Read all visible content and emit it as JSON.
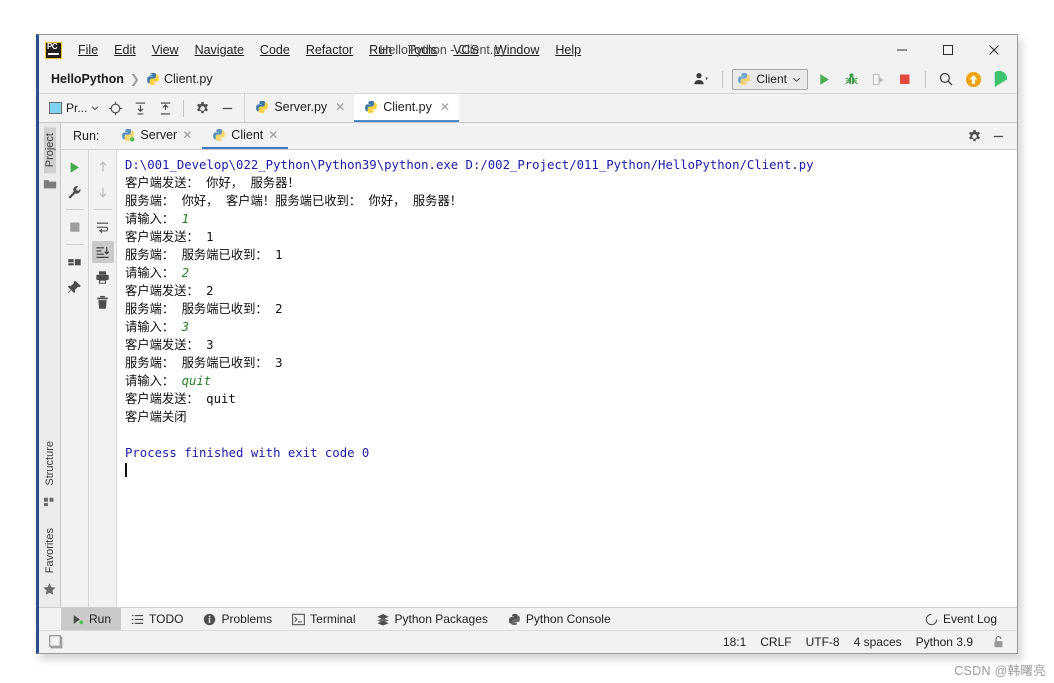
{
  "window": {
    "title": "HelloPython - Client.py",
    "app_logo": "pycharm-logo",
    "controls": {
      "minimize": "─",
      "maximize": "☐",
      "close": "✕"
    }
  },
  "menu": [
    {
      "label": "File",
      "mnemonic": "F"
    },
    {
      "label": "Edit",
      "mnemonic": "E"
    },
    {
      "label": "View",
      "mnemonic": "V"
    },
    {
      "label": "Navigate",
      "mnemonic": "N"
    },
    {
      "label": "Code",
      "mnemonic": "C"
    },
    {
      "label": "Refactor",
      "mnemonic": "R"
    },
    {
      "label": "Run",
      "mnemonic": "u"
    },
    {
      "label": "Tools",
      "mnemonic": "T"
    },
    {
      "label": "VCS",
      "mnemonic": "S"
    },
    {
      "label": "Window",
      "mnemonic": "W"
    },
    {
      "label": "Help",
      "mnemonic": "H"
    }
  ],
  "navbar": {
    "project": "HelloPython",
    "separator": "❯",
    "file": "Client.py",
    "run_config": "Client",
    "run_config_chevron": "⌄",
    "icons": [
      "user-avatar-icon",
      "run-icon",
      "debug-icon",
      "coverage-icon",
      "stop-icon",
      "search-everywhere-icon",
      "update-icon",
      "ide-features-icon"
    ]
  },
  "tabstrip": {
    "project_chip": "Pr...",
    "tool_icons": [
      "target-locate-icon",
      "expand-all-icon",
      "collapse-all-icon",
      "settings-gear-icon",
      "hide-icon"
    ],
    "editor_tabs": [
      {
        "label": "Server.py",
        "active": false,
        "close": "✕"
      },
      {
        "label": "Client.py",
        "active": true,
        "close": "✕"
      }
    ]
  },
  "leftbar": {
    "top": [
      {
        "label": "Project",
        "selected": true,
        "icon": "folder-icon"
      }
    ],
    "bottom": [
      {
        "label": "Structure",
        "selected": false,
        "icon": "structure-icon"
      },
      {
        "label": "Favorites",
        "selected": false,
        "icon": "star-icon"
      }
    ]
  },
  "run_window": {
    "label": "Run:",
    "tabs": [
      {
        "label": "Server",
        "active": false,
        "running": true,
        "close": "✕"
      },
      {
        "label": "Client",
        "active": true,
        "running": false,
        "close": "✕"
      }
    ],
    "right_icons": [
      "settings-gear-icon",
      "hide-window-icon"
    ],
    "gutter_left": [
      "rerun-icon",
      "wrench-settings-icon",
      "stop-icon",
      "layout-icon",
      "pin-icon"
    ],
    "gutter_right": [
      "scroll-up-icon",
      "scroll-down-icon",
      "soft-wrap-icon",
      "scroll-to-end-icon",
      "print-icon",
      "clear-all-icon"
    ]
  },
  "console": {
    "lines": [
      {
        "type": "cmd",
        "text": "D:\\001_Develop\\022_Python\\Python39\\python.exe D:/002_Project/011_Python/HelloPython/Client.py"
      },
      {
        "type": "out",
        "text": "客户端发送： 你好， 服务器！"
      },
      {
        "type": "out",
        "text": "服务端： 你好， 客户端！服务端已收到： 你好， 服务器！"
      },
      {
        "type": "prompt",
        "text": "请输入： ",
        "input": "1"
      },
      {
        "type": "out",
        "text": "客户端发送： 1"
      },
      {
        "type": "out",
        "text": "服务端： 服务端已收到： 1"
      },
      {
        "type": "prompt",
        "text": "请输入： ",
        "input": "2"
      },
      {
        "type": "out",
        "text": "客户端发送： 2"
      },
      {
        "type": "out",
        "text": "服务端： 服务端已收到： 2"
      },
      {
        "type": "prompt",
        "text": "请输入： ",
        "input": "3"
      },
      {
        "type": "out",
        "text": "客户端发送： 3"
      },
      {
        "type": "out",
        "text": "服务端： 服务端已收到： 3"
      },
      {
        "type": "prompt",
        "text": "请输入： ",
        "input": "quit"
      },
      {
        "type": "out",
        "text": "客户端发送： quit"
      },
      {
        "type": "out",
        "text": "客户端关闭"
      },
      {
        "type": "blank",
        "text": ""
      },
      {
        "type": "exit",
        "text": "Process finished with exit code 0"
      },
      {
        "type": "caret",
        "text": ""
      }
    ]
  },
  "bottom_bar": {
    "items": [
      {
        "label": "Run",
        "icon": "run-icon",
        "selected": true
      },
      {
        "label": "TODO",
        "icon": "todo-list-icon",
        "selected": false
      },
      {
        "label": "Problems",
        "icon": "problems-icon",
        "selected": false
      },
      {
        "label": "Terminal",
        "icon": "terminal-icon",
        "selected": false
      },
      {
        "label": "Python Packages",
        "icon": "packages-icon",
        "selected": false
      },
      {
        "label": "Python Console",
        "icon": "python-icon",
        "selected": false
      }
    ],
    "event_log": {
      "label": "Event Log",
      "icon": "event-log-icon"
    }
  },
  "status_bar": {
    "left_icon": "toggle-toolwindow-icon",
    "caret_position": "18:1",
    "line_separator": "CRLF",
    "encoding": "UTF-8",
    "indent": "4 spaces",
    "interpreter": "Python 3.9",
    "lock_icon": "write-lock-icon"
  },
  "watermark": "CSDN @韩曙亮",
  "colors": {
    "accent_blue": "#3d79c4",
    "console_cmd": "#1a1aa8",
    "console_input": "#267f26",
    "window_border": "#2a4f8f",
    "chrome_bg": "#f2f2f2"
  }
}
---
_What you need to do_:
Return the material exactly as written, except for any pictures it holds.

_Exercise solution_:
Read all visible content and emit it as JSON.
{
  "window": {
    "title": "HelloPython - Client.py",
    "app_logo": "pycharm-logo",
    "controls": {
      "minimize": "─",
      "maximize": "☐",
      "close": "✕"
    }
  },
  "menu": [
    {
      "label": "File",
      "mnemonic": "F"
    },
    {
      "label": "Edit",
      "mnemonic": "E"
    },
    {
      "label": "View",
      "mnemonic": "V"
    },
    {
      "label": "Navigate",
      "mnemonic": "N"
    },
    {
      "label": "Code",
      "mnemonic": "C"
    },
    {
      "label": "Refactor",
      "mnemonic": "R"
    },
    {
      "label": "Run",
      "mnemonic": "u"
    },
    {
      "label": "Tools",
      "mnemonic": "T"
    },
    {
      "label": "VCS",
      "mnemonic": "S"
    },
    {
      "label": "Window",
      "mnemonic": "W"
    },
    {
      "label": "Help",
      "mnemonic": "H"
    }
  ],
  "navbar": {
    "project": "HelloPython",
    "separator": "❯",
    "file": "Client.py",
    "run_config": "Client",
    "run_config_chevron": "⌄",
    "icons": [
      "user-avatar-icon",
      "run-icon",
      "debug-icon",
      "coverage-icon",
      "stop-icon",
      "search-everywhere-icon",
      "update-icon",
      "ide-features-icon"
    ]
  },
  "tabstrip": {
    "project_chip": "Pr...",
    "tool_icons": [
      "target-locate-icon",
      "expand-all-icon",
      "collapse-all-icon",
      "settings-gear-icon",
      "hide-icon"
    ],
    "editor_tabs": [
      {
        "label": "Server.py",
        "active": false,
        "close": "✕"
      },
      {
        "label": "Client.py",
        "active": true,
        "close": "✕"
      }
    ]
  },
  "leftbar": {
    "top": [
      {
        "label": "Project",
        "selected": true,
        "icon": "folder-icon"
      }
    ],
    "bottom": [
      {
        "label": "Structure",
        "selected": false,
        "icon": "structure-icon"
      },
      {
        "label": "Favorites",
        "selected": false,
        "icon": "star-icon"
      }
    ]
  },
  "run_window": {
    "label": "Run:",
    "tabs": [
      {
        "label": "Server",
        "active": false,
        "running": true,
        "close": "✕"
      },
      {
        "label": "Client",
        "active": true,
        "running": false,
        "close": "✕"
      }
    ],
    "right_icons": [
      "settings-gear-icon",
      "hide-window-icon"
    ],
    "gutter_left": [
      "rerun-icon",
      "wrench-settings-icon",
      "stop-icon",
      "layout-icon",
      "pin-icon"
    ],
    "gutter_right": [
      "scroll-up-icon",
      "scroll-down-icon",
      "soft-wrap-icon",
      "scroll-to-end-icon",
      "print-icon",
      "clear-all-icon"
    ]
  },
  "console": {
    "lines": [
      {
        "type": "cmd",
        "text": "D:\\001_Develop\\022_Python\\Python39\\python.exe D:/002_Project/011_Python/HelloPython/Client.py"
      },
      {
        "type": "out",
        "text": "客户端发送： 你好， 服务器！"
      },
      {
        "type": "out",
        "text": "服务端： 你好， 客户端！服务端已收到： 你好， 服务器！"
      },
      {
        "type": "prompt",
        "text": "请输入： ",
        "input": "1"
      },
      {
        "type": "out",
        "text": "客户端发送： 1"
      },
      {
        "type": "out",
        "text": "服务端： 服务端已收到： 1"
      },
      {
        "type": "prompt",
        "text": "请输入： ",
        "input": "2"
      },
      {
        "type": "out",
        "text": "客户端发送： 2"
      },
      {
        "type": "out",
        "text": "服务端： 服务端已收到： 2"
      },
      {
        "type": "prompt",
        "text": "请输入： ",
        "input": "3"
      },
      {
        "type": "out",
        "text": "客户端发送： 3"
      },
      {
        "type": "out",
        "text": "服务端： 服务端已收到： 3"
      },
      {
        "type": "prompt",
        "text": "请输入： ",
        "input": "quit"
      },
      {
        "type": "out",
        "text": "客户端发送： quit"
      },
      {
        "type": "out",
        "text": "客户端关闭"
      },
      {
        "type": "blank",
        "text": ""
      },
      {
        "type": "exit",
        "text": "Process finished with exit code 0"
      },
      {
        "type": "caret",
        "text": ""
      }
    ]
  },
  "bottom_bar": {
    "items": [
      {
        "label": "Run",
        "icon": "run-icon",
        "selected": true
      },
      {
        "label": "TODO",
        "icon": "todo-list-icon",
        "selected": false
      },
      {
        "label": "Problems",
        "icon": "problems-icon",
        "selected": false
      },
      {
        "label": "Terminal",
        "icon": "terminal-icon",
        "selected": false
      },
      {
        "label": "Python Packages",
        "icon": "packages-icon",
        "selected": false
      },
      {
        "label": "Python Console",
        "icon": "python-icon",
        "selected": false
      }
    ],
    "event_log": {
      "label": "Event Log",
      "icon": "event-log-icon"
    }
  },
  "status_bar": {
    "left_icon": "toggle-toolwindow-icon",
    "caret_position": "18:1",
    "line_separator": "CRLF",
    "encoding": "UTF-8",
    "indent": "4 spaces",
    "interpreter": "Python 3.9",
    "lock_icon": "write-lock-icon"
  },
  "watermark": "CSDN @韩曙亮",
  "colors": {
    "accent_blue": "#3d79c4",
    "console_cmd": "#1a1aa8",
    "console_input": "#267f26",
    "window_border": "#2a4f8f",
    "chrome_bg": "#f2f2f2"
  }
}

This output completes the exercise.